***** Data provided

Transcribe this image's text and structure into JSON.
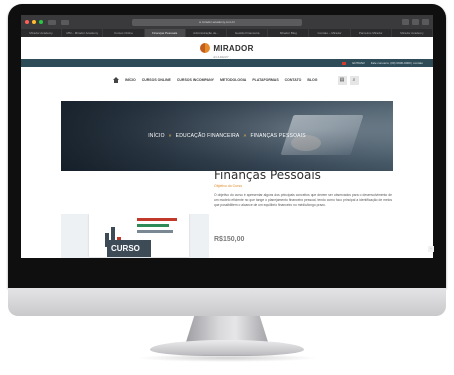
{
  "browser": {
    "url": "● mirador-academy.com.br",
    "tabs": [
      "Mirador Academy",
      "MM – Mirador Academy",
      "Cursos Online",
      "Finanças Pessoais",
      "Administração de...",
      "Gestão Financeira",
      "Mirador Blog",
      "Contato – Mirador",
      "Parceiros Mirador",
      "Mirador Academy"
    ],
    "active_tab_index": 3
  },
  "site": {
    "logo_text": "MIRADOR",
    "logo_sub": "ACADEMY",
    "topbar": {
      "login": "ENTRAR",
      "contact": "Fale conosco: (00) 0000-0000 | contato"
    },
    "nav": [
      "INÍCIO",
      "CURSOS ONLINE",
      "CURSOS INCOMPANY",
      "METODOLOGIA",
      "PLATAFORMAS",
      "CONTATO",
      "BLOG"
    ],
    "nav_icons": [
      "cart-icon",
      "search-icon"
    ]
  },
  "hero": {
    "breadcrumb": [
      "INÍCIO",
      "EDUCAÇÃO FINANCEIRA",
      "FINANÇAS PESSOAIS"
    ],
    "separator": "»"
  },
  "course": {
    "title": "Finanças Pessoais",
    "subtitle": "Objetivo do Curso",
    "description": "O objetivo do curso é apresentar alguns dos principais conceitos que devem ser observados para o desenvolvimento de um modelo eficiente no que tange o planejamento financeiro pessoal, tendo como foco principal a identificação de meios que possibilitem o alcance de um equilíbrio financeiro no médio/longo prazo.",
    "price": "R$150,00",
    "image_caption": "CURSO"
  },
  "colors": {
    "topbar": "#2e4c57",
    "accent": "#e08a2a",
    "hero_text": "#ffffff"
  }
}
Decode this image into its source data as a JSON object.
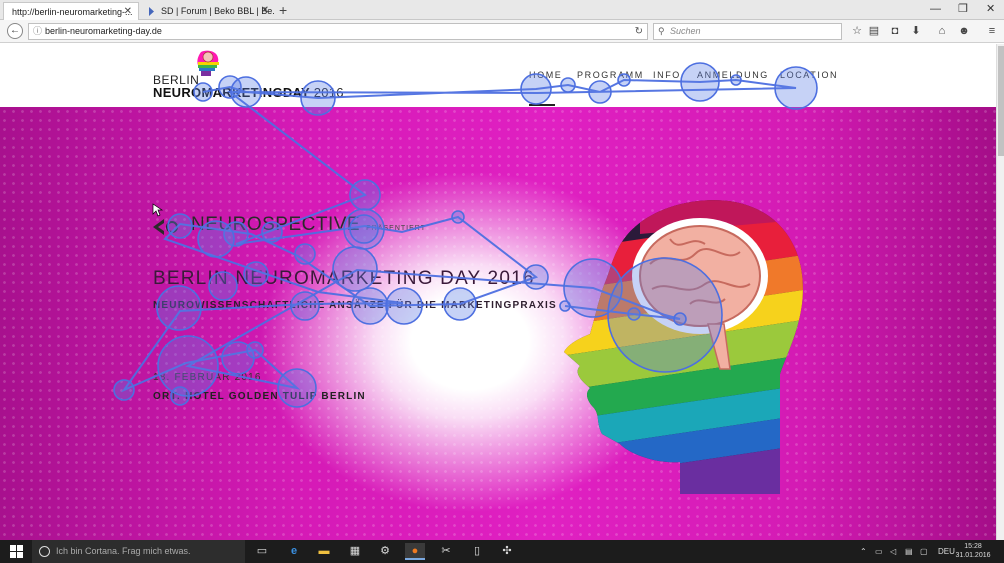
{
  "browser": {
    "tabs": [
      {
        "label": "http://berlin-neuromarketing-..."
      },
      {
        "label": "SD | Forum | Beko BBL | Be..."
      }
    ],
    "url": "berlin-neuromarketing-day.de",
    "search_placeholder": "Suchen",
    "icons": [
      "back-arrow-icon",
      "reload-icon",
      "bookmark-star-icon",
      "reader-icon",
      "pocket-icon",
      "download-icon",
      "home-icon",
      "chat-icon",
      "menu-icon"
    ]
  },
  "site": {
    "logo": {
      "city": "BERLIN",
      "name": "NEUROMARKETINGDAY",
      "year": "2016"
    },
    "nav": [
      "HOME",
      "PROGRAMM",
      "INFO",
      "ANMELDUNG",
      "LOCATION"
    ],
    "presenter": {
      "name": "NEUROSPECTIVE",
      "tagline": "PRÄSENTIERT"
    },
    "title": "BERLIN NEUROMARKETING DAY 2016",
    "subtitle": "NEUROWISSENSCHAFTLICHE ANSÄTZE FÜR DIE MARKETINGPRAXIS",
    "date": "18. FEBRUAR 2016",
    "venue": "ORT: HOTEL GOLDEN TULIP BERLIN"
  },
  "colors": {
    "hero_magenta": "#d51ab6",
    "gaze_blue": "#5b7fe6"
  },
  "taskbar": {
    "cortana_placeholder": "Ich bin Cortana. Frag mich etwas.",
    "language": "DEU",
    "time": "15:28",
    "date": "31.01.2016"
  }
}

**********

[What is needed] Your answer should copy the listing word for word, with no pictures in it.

[Task response]
Transcribe this image's text and structure into JSON.
{
  "browser": {
    "url": "● mirador-academy.com.br",
    "tabs": [
      "Mirador Academy",
      "MM – Mirador Academy",
      "Cursos Online",
      "Finanças Pessoais",
      "Administração de...",
      "Gestão Financeira",
      "Mirador Blog",
      "Contato – Mirador",
      "Parceiros Mirador",
      "Mirador Academy"
    ],
    "active_tab_index": 3
  },
  "site": {
    "logo_text": "MIRADOR",
    "logo_sub": "ACADEMY",
    "topbar": {
      "login": "ENTRAR",
      "contact": "Fale conosco: (00) 0000-0000 | contato"
    },
    "nav": [
      "INÍCIO",
      "CURSOS ONLINE",
      "CURSOS INCOMPANY",
      "METODOLOGIA",
      "PLATAFORMAS",
      "CONTATO",
      "BLOG"
    ],
    "nav_icons": [
      "cart-icon",
      "search-icon"
    ]
  },
  "hero": {
    "breadcrumb": [
      "INÍCIO",
      "EDUCAÇÃO FINANCEIRA",
      "FINANÇAS PESSOAIS"
    ],
    "separator": "»"
  },
  "course": {
    "title": "Finanças Pessoais",
    "subtitle": "Objetivo do Curso",
    "description": "O objetivo do curso é apresentar alguns dos principais conceitos que devem ser observados para o desenvolvimento de um modelo eficiente no que tange o planejamento financeiro pessoal, tendo como foco principal a identificação de meios que possibilitem o alcance de um equilíbrio financeiro no médio/longo prazo.",
    "price": "R$150,00",
    "image_caption": "CURSO"
  },
  "colors": {
    "topbar": "#2e4c57",
    "accent": "#e08a2a",
    "hero_text": "#ffffff"
  }
}
Decode this image into its source data as a JSON object.
{
  "browser": {
    "tabs": [
      {
        "label": "http://berlin-neuromarketing-..."
      },
      {
        "label": "SD | Forum | Beko BBL | Be..."
      }
    ],
    "url": "berlin-neuromarketing-day.de",
    "search_placeholder": "Suchen",
    "icons": [
      "back-arrow-icon",
      "reload-icon",
      "bookmark-star-icon",
      "reader-icon",
      "pocket-icon",
      "download-icon",
      "home-icon",
      "chat-icon",
      "menu-icon"
    ]
  },
  "site": {
    "logo": {
      "city": "BERLIN",
      "name": "NEUROMARKETINGDAY",
      "year": "2016"
    },
    "nav": [
      "HOME",
      "PROGRAMM",
      "INFO",
      "ANMELDUNG",
      "LOCATION"
    ],
    "presenter": {
      "name": "NEUROSPECTIVE",
      "tagline": "PRÄSENTIERT"
    },
    "title": "BERLIN NEUROMARKETING DAY 2016",
    "subtitle": "NEUROWISSENSCHAFTLICHE ANSÄTZE FÜR DIE MARKETINGPRAXIS",
    "date": "18. FEBRUAR 2016",
    "venue": "ORT: HOTEL GOLDEN TULIP BERLIN"
  },
  "colors": {
    "hero_magenta": "#d51ab6",
    "gaze_blue": "#5b7fe6"
  },
  "taskbar": {
    "cortana_placeholder": "Ich bin Cortana. Frag mich etwas.",
    "language": "DEU",
    "time": "15:28",
    "date": "31.01.2016"
  }
}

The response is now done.